>>> complexity and it would be beneficial to see a discussion of the
>>> tradeoffs and how it alignes with the upstream proposed dma-fence
>>> annotations
>>
>> On the topic of annotations, maybe do a trybot run with them enabled
>> with the latest series and then see what pops up.
> 
> It didn't change since the run Daniel did. In that run there were two
> splats I found,
> 
> vm->mutex -> dma_fence_is_signaled/dma_fence_signal -> async work + vm->mutex

Coming back to this after a few weeks - was there any further discussion 
on the dma_fence_is_signaled problem? I don't think Daniel you ever 
replied, or at least I did not see it. Can the signaling section in 
there possibly remain and not be obviously incorrect?

Regards,

Tvrtko

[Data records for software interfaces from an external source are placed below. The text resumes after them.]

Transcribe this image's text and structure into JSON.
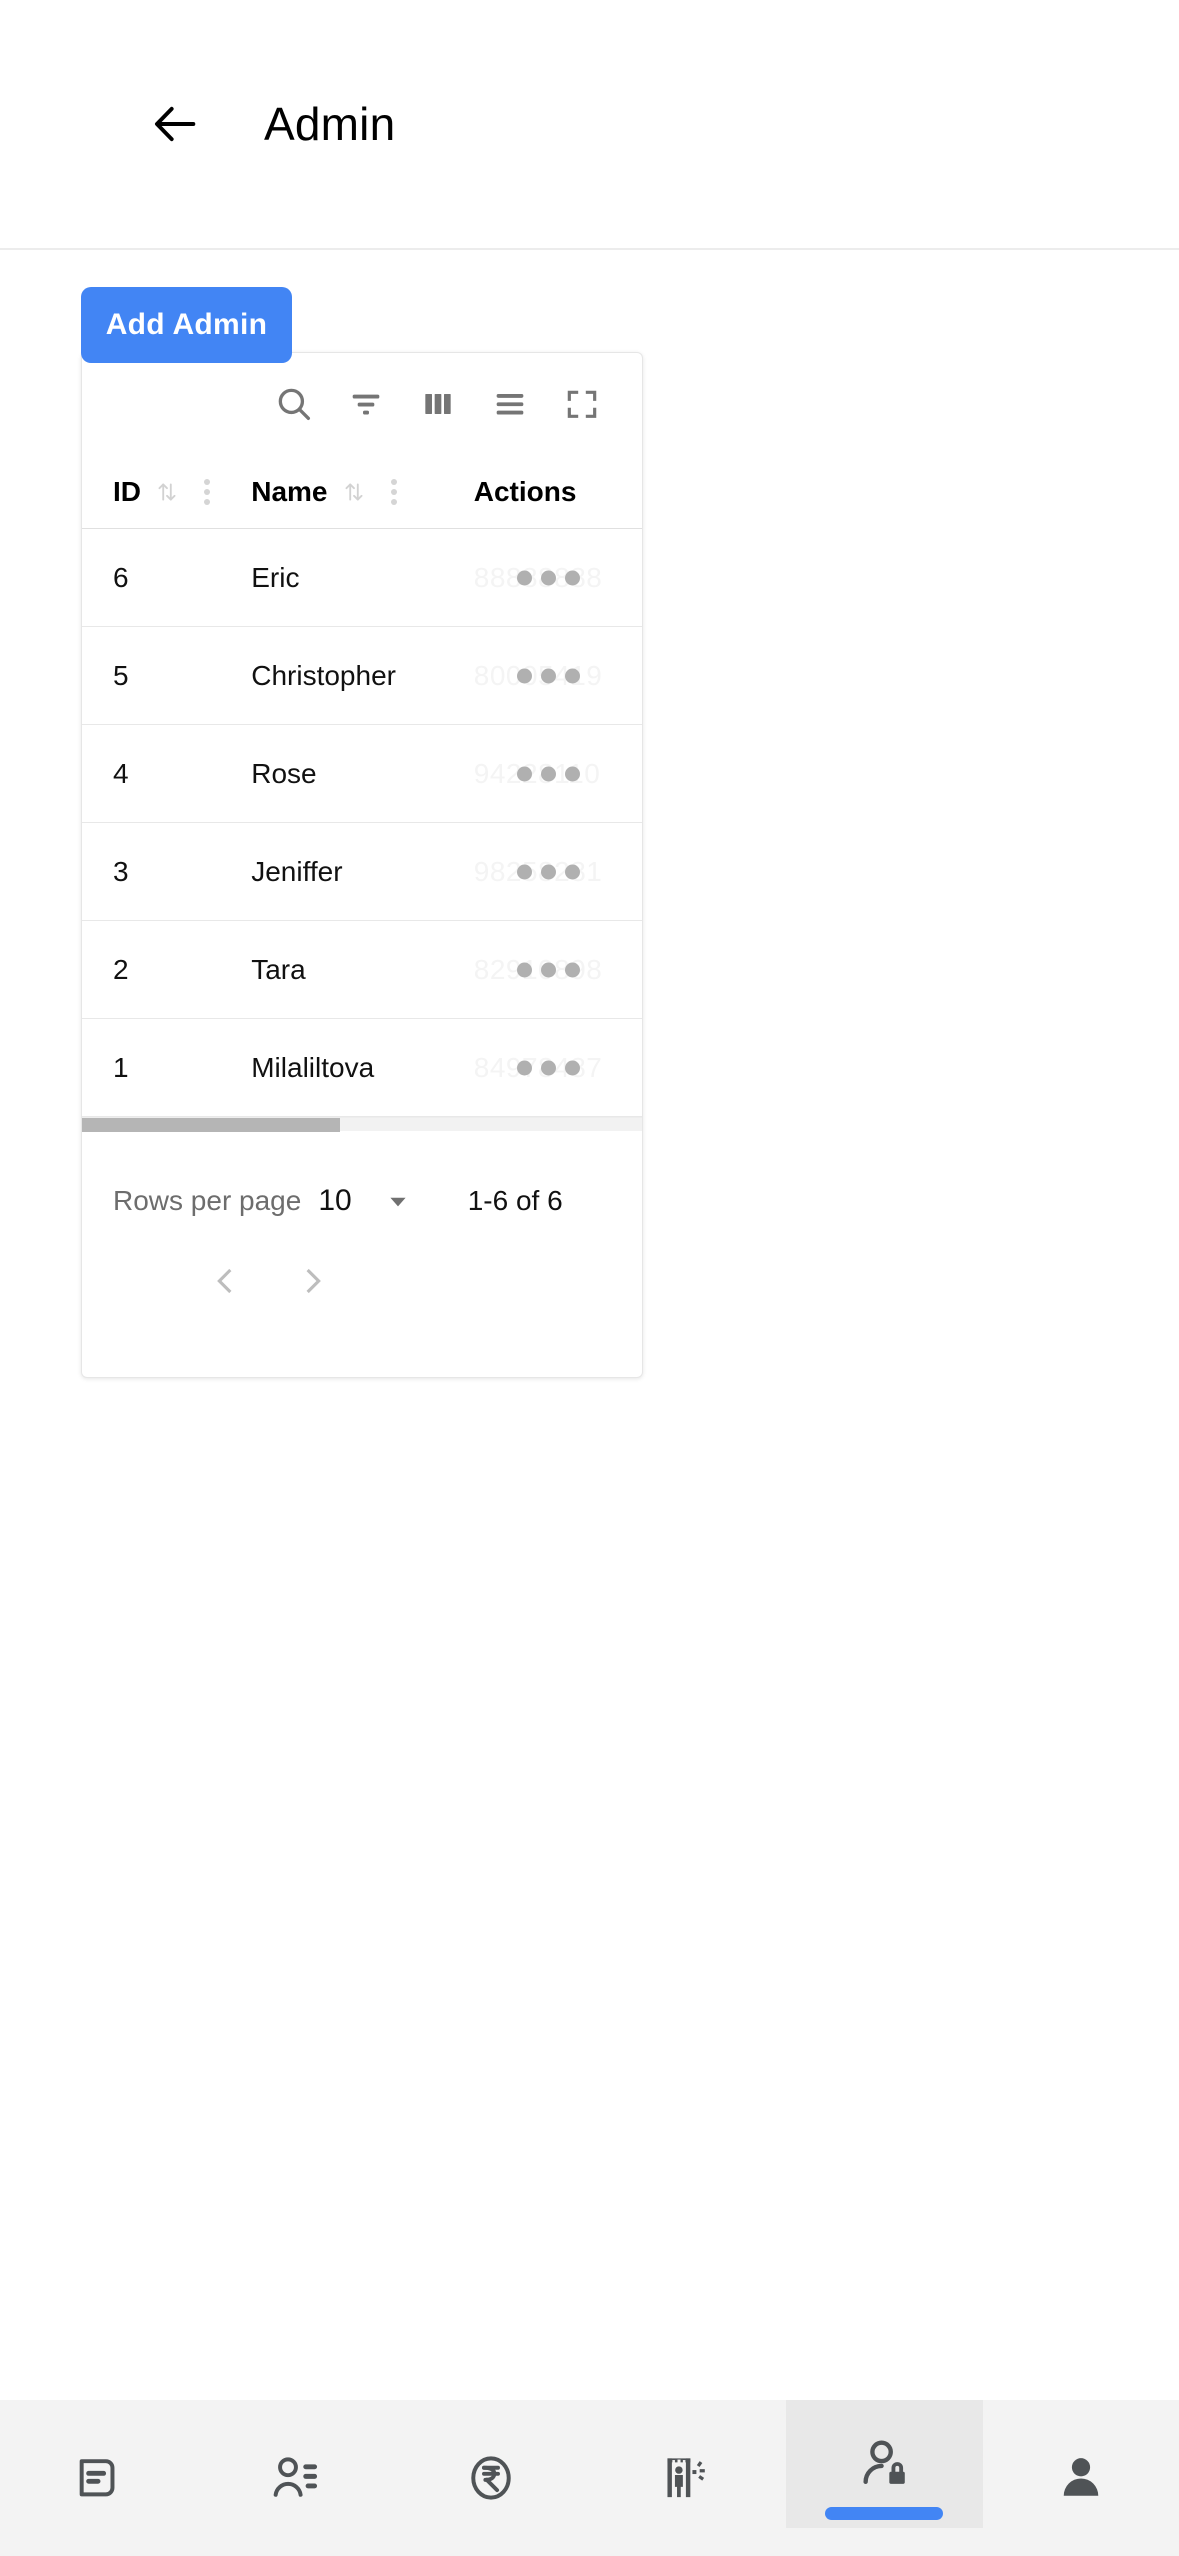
{
  "appbar": {
    "back_icon": "arrow-left-icon",
    "title": "Admin"
  },
  "actions": {
    "add_admin_label": "Add Admin"
  },
  "toolbar": {
    "icons": [
      {
        "name": "search-icon",
        "label": "Search"
      },
      {
        "name": "filter-icon",
        "label": "Filter"
      },
      {
        "name": "columns-icon",
        "label": "Columns"
      },
      {
        "name": "density-icon",
        "label": "Density"
      },
      {
        "name": "fullscreen-icon",
        "label": "Fullscreen"
      }
    ]
  },
  "table": {
    "columns": [
      {
        "key": "id",
        "label": "ID",
        "sortable": true,
        "menu": true
      },
      {
        "key": "name",
        "label": "Name",
        "sortable": true,
        "menu": true
      },
      {
        "key": "actions",
        "label": "Actions",
        "sortable": false,
        "menu": false
      }
    ],
    "rows": [
      {
        "id": "6",
        "name": "Eric",
        "phone": "88888888"
      },
      {
        "id": "5",
        "name": "Christopher",
        "phone": "80005419"
      },
      {
        "id": "4",
        "name": "Rose",
        "phone": "94228110"
      },
      {
        "id": "3",
        "name": "Jeniffer",
        "phone": "98258281"
      },
      {
        "id": "2",
        "name": "Tara",
        "phone": "82910898"
      },
      {
        "id": "1",
        "name": "Milaliltova",
        "phone": "84978487"
      }
    ]
  },
  "pagination": {
    "rows_per_page_label": "Rows per page",
    "rows_per_page_value": "10",
    "range_label": "1-6 of 6",
    "prev_icon": "chevron-left-icon",
    "next_icon": "chevron-right-icon",
    "dropdown_icon": "caret-down-icon"
  },
  "bottom_nav": {
    "items": [
      {
        "name": "notes-icon",
        "label": "Notes",
        "active": false
      },
      {
        "name": "user-list-icon",
        "label": "Members",
        "active": false
      },
      {
        "name": "rupee-icon",
        "label": "Payments",
        "active": false
      },
      {
        "name": "security-scanner-icon",
        "label": "Scanner",
        "active": false
      },
      {
        "name": "admin-lock-icon",
        "label": "Admin",
        "active": true
      },
      {
        "name": "profile-icon",
        "label": "Profile",
        "active": false
      }
    ]
  },
  "colors": {
    "accent": "#4285f4",
    "icon_gray": "#757575",
    "nav_icon": "#4f5356",
    "nav_bg": "#f3f3f3"
  }
}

> 
> This is the overconstraint Daniel mentioned, it's an entirely false
> coupling from the assumption that the async work runs inside the
> parent's signaling context. Gut feeling says that should be resolvable
> by using lockdep's dependency analysis between local execution/signal
> contexts.
> 
> The other was
> 
> userptr mmu_notifier -> i915_vma_unbind + i915_vma_revoke -> mmu_notifier
> [with the interplay between the two global lockmap's, two strikes?]
> 
> And that is the well known false positive for userptr that we break by
> never allowing the userptr to in be the dev->mapping.
> 
> A path not exercised but it should find is synchronous fence eviction.
> While binding a fresh fence ensures the vma is idle before starting, we
> do not do the same for the fence we steal. That's why care was taken for
> execbuf, and it just means teaching the synchronous path to similarly
> move the wait outside of the mutex (the simplest will be to wrap the
> async handling).
> -Chris
>